“The thing about Harvard is that it’s renowned — it’s Harvard. They’re a leader in not just education, but our society. And so if Harvard can’t get it right, how can we hope that other institutions will?” Grygiel said. “That’s why it’s very important to hold Harvard accountable, for them to keep being pressed on this topic. And I still think that they have not made this right.”
Paley said that while honoring the history of the Court, it is also important to recognize that there are stories similar to the Secret Court that will never be revealed.
“We happen to know about the Secret Court of 1920 because it was written down and recorded, and through a series of relatively unusual reasons, these notes were kept and were not destroyed,” he said. “But the Secret Court and the discrimination that those students face was not unique. There were many, many other examples of that. We just don’t know what they all were, because they were either not recorded, or they were recorded, but then the documentation was lost or destroyed.”

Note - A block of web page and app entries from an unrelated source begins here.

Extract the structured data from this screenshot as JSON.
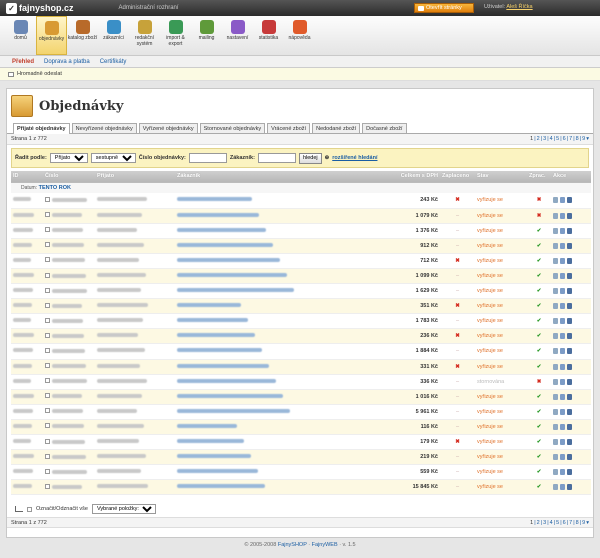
{
  "app": {
    "logo_text": "fajnyshop.cz",
    "admin_title": "Administrační rozhraní",
    "open_store_label": "Otevřít stránky",
    "user_label": "Uživatel:",
    "user_name": "Aleš Říčka"
  },
  "toolbar": [
    {
      "label": "domů",
      "color": "#6a87b5",
      "icon": "home-icon"
    },
    {
      "label": "objednávky",
      "color": "#d89a33",
      "icon": "orders-box-icon",
      "active": true
    },
    {
      "label": "katalog zboží",
      "color": "#b86a2a",
      "icon": "catalog-icon"
    },
    {
      "label": "zákazníci",
      "color": "#3a8fc7",
      "icon": "customers-icon"
    },
    {
      "label": "redakční systém",
      "color": "#c7a23a",
      "icon": "cms-icon"
    },
    {
      "label": "import & export",
      "color": "#3a9a56",
      "icon": "import-export-icon"
    },
    {
      "label": "mailing",
      "color": "#5f9a3a",
      "icon": "mailing-icon"
    },
    {
      "label": "nastavení",
      "color": "#8a5ac7",
      "icon": "settings-icon"
    },
    {
      "label": "statistika",
      "color": "#c73a3a",
      "icon": "stats-icon"
    },
    {
      "label": "nápověda",
      "color": "#e05a2a",
      "icon": "help-icon"
    }
  ],
  "subnav": [
    "Přehled",
    "Doprava a platba",
    "Certifikáty"
  ],
  "alert": "Hromadně odeslat",
  "page_title": "Objednávky",
  "tabs": [
    "Přijaté objednávky",
    "Nevyřízené objednávky",
    "Vyřízené objednávky",
    "Stornované objednávky",
    "Vrácené zboží",
    "Nedodané zboží",
    "Dočasné zboží"
  ],
  "pager": {
    "label": "Strana 1 z 772",
    "pages": [
      "1",
      "2",
      "3",
      "4",
      "5",
      "6",
      "7",
      "8",
      "9"
    ],
    "more_icon": "chevron-down-icon"
  },
  "filter": {
    "sort_label": "Řadit podle:",
    "sort_value": "Přijato",
    "order_value": "sestupně",
    "order_no_label": "Číslo objednávky:",
    "customer_label": "Zákazník:",
    "search_button": "hledej",
    "advanced_link": "rozšířené hledání"
  },
  "columns": {
    "id": "ID",
    "number": "Číslo",
    "received": "Přijato",
    "customer": "Zákazník",
    "total": "Celkem s DPH",
    "paid": "Zaplaceno",
    "status": "Stav",
    "processed": "Zprac.",
    "actions": "Akce"
  },
  "group": {
    "label": "Datum:",
    "value": "TENTO ROK"
  },
  "rows": [
    {
      "total": "243 Kč",
      "paid": "x",
      "status": "vyřizuje se",
      "processed": "no"
    },
    {
      "total": "1 079 Kč",
      "paid": "-",
      "status": "vyřizuje se",
      "processed": "no"
    },
    {
      "total": "1 376 Kč",
      "paid": "-",
      "status": "vyřizuje se",
      "processed": "ok"
    },
    {
      "total": "912 Kč",
      "paid": "-",
      "status": "vyřizuje se",
      "processed": "ok"
    },
    {
      "total": "712 Kč",
      "paid": "x",
      "status": "vyřizuje se",
      "processed": "ok"
    },
    {
      "total": "1 099 Kč",
      "paid": "-",
      "status": "vyřizuje se",
      "processed": "ok"
    },
    {
      "total": "1 629 Kč",
      "paid": "-",
      "status": "vyřizuje se",
      "processed": "ok"
    },
    {
      "total": "351 Kč",
      "paid": "x",
      "status": "vyřizuje se",
      "processed": "ok"
    },
    {
      "total": "1 783 Kč",
      "paid": "-",
      "status": "vyřizuje se",
      "processed": "ok"
    },
    {
      "total": "236 Kč",
      "paid": "x",
      "status": "vyřizuje se",
      "processed": "ok"
    },
    {
      "total": "1 884 Kč",
      "paid": "-",
      "status": "vyřizuje se",
      "processed": "ok"
    },
    {
      "total": "331 Kč",
      "paid": "x",
      "status": "vyřizuje se",
      "processed": "ok"
    },
    {
      "total": "336 Kč",
      "paid": "-",
      "status": "stornována",
      "processed": "no"
    },
    {
      "total": "1 016 Kč",
      "paid": "-",
      "status": "vyřizuje se",
      "processed": "ok"
    },
    {
      "total": "5 961 Kč",
      "paid": "-",
      "status": "vyřizuje se",
      "processed": "ok"
    },
    {
      "total": "116 Kč",
      "paid": "-",
      "status": "vyřizuje se",
      "processed": "ok"
    },
    {
      "total": "179 Kč",
      "paid": "x",
      "status": "vyřizuje se",
      "processed": "ok"
    },
    {
      "total": "219 Kč",
      "paid": "-",
      "status": "vyřizuje se",
      "processed": "ok"
    },
    {
      "total": "559 Kč",
      "paid": "-",
      "status": "vyřizuje se",
      "processed": "ok"
    },
    {
      "total": "15 845 Kč",
      "paid": "-",
      "status": "vyřizuje se",
      "processed": "ok"
    }
  ],
  "bulk": {
    "select_all_label": "Označit/Odznačit vše",
    "selected_items": "Vybrané položky:"
  },
  "footer": {
    "copyright": "© 2005-2008",
    "link1": "FajnySHOP",
    "sep": "·",
    "link2": "FajnyWEB",
    "version": "· v. 1.5"
  }
}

McCarthy said the reluctance of University administrators to acknowledge the history of the Secret Court suggests a fear that “other histories will be unearthed” — ones that bring to the fore hardships faced by other marginalized groups including immigrants, low-income students, and people of color.
“My response to that is, ‘And? Why is that a problem?’ That is a project of reparations. That’s a project of repairing, of restoring, of honoring, of reconciling, of reckoning with the institution’s own complex history,” he said. “And that’s what we should be doing, is shining a light on that. And certainly as a historian, that’s my job. That’s what I was trained to do.”
“And so we’ll continue to do that, regardless of whether or not the Harvard administration accepts our argument or awards these degrees posthumously,” McCarthy added. “We’ll keep telling the truth — we’ll keep pressing for justice.”
—Staff writer Isabella B. Cho can be reached at firstname.lastname@example.org. Follow her on Twitter @izbcho.